## Action item
All lines in the material containing the word "tCombine" need to be copied.

## Source data
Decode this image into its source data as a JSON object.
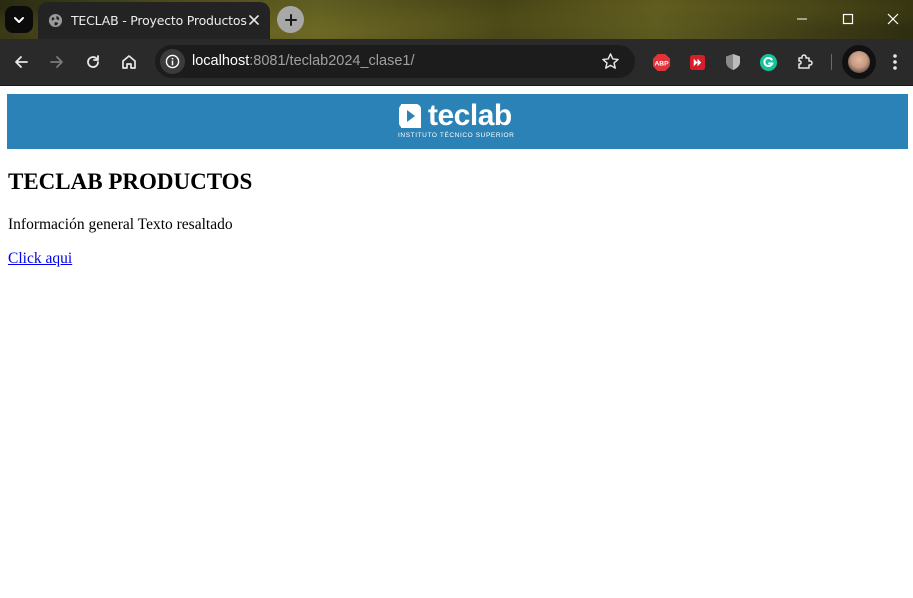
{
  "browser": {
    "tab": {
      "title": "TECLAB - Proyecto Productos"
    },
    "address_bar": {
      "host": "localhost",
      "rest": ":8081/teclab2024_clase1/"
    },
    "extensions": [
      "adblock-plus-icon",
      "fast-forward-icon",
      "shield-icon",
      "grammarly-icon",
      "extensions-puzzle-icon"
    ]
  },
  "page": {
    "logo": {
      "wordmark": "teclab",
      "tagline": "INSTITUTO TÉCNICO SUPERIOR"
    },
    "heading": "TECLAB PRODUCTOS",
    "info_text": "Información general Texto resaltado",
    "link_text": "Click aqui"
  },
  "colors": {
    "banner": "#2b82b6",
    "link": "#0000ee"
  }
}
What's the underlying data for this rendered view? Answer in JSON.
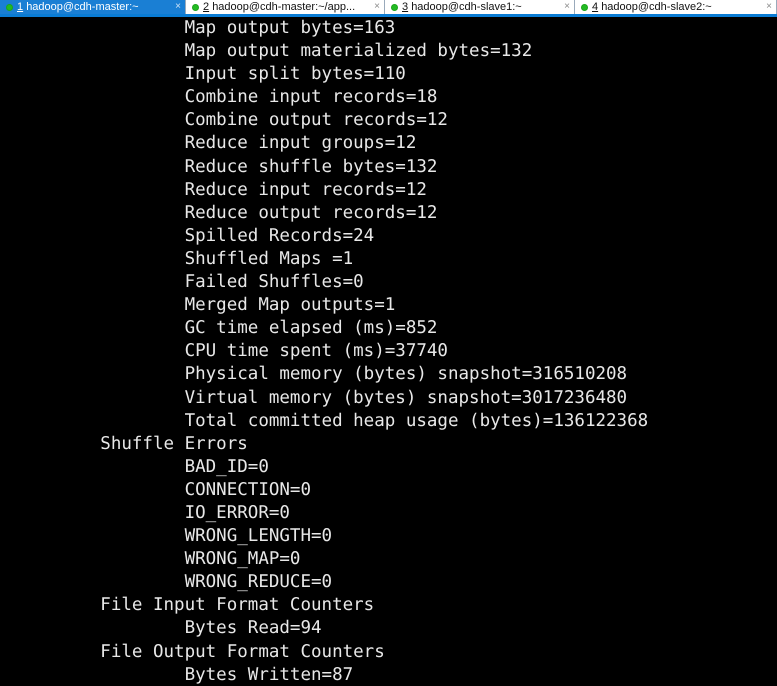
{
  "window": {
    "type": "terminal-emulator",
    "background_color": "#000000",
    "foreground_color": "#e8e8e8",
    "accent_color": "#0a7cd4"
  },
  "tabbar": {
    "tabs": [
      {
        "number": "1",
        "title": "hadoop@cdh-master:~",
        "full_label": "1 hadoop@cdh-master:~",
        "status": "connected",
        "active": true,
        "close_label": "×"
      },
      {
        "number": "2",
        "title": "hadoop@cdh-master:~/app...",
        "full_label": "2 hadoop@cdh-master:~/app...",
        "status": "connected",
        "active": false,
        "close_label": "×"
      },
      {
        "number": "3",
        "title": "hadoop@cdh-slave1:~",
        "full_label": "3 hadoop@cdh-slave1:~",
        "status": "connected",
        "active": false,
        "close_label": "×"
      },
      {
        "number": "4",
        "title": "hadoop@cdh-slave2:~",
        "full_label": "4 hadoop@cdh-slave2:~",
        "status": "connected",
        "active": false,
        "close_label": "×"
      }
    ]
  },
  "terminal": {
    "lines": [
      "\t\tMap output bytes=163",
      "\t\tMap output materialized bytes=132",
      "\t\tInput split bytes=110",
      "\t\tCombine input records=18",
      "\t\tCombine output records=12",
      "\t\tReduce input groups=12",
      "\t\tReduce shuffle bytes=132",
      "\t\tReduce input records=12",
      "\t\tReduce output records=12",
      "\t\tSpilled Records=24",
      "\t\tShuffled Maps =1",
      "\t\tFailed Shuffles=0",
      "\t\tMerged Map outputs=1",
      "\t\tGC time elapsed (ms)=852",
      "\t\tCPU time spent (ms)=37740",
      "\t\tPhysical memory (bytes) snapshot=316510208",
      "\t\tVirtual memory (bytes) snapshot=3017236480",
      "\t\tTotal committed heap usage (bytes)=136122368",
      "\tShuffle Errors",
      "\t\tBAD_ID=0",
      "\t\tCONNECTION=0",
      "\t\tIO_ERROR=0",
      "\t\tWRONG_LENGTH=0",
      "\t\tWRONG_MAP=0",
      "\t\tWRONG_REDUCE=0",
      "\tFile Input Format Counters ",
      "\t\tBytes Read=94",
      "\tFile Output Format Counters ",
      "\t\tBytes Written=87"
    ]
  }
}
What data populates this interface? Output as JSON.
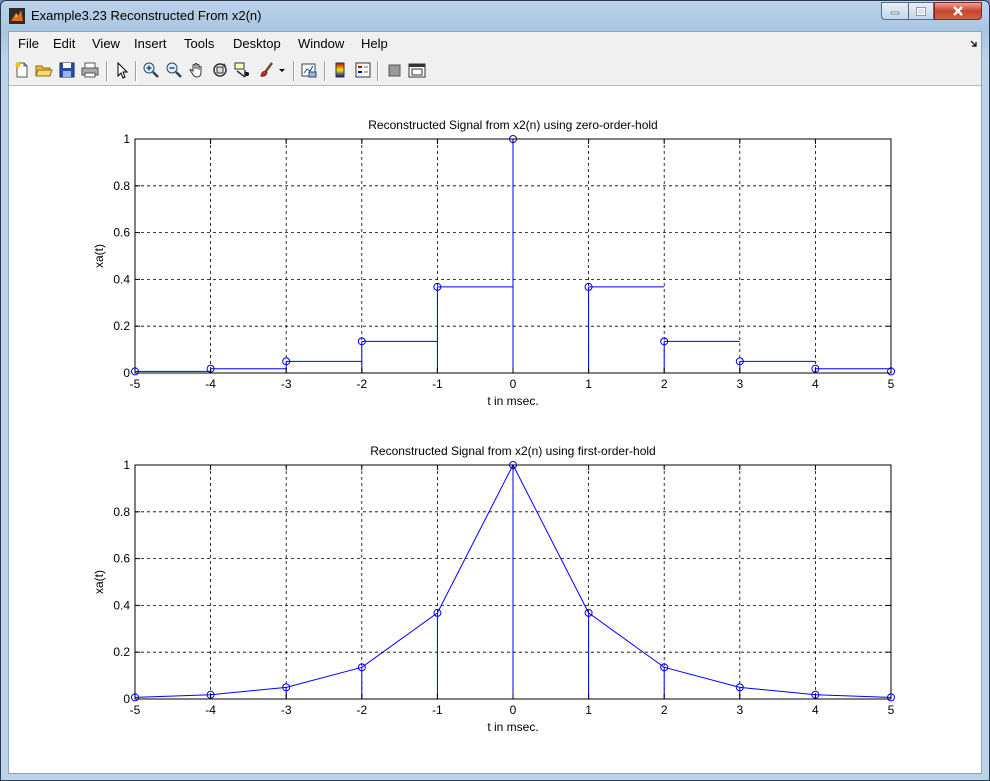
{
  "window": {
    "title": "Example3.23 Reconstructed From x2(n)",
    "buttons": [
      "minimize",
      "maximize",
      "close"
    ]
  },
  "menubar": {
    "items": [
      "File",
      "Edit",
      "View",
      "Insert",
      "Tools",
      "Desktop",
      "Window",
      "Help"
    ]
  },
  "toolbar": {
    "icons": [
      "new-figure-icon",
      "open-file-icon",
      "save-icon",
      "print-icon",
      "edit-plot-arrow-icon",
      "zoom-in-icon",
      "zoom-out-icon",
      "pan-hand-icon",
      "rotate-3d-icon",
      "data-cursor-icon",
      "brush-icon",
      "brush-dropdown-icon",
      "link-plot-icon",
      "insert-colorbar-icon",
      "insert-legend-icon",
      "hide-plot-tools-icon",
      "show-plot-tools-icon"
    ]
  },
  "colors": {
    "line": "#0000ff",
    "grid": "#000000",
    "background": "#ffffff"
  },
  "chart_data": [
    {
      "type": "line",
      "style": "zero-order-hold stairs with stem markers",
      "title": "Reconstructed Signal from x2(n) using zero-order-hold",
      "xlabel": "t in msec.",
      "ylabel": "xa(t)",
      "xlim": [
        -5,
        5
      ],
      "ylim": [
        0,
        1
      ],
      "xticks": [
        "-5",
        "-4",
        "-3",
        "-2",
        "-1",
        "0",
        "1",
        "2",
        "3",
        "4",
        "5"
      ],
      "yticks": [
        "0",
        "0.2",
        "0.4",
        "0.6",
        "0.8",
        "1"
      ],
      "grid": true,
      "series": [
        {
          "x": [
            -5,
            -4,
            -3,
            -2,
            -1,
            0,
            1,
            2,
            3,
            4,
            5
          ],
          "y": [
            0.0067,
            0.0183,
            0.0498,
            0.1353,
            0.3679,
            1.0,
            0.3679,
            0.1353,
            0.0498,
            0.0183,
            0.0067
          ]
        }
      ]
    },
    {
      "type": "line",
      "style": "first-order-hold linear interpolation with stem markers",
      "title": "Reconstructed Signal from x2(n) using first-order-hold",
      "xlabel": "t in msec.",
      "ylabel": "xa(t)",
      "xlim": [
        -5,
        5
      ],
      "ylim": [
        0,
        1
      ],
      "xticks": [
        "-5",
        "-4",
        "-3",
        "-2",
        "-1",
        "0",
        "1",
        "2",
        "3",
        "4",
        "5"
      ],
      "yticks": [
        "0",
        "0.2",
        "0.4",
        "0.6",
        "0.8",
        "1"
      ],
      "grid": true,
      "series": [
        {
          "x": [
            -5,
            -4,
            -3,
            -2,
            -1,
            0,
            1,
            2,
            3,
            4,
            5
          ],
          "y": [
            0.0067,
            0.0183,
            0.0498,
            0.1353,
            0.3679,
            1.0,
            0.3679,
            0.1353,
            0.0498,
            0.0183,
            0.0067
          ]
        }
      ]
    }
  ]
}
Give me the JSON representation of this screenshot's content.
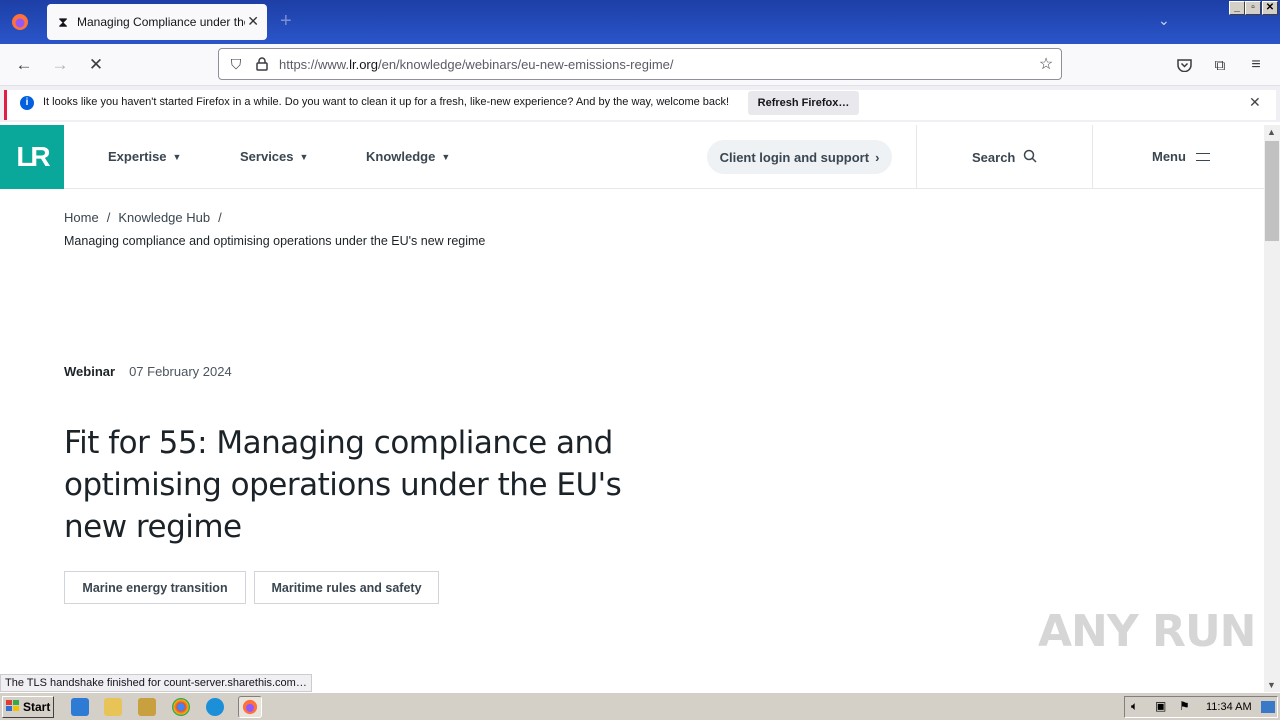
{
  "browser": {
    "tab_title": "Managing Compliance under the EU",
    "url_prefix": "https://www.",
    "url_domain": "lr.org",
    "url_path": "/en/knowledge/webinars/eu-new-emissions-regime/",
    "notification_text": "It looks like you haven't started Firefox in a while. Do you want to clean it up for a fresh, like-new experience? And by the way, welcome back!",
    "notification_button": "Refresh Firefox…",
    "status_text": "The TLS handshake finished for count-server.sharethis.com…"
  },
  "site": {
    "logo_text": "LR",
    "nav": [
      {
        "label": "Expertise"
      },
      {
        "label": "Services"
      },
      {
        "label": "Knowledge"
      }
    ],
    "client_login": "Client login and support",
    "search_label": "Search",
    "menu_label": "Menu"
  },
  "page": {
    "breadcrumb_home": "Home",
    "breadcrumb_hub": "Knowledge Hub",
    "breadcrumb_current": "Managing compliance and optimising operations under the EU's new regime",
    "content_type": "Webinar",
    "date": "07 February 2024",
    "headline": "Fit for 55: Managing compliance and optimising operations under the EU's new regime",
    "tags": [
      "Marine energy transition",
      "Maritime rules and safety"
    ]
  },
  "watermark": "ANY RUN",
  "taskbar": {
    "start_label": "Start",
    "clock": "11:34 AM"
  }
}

## The answer
      "\t\tCombine input records=18",
      "\t\tCombine output records=12",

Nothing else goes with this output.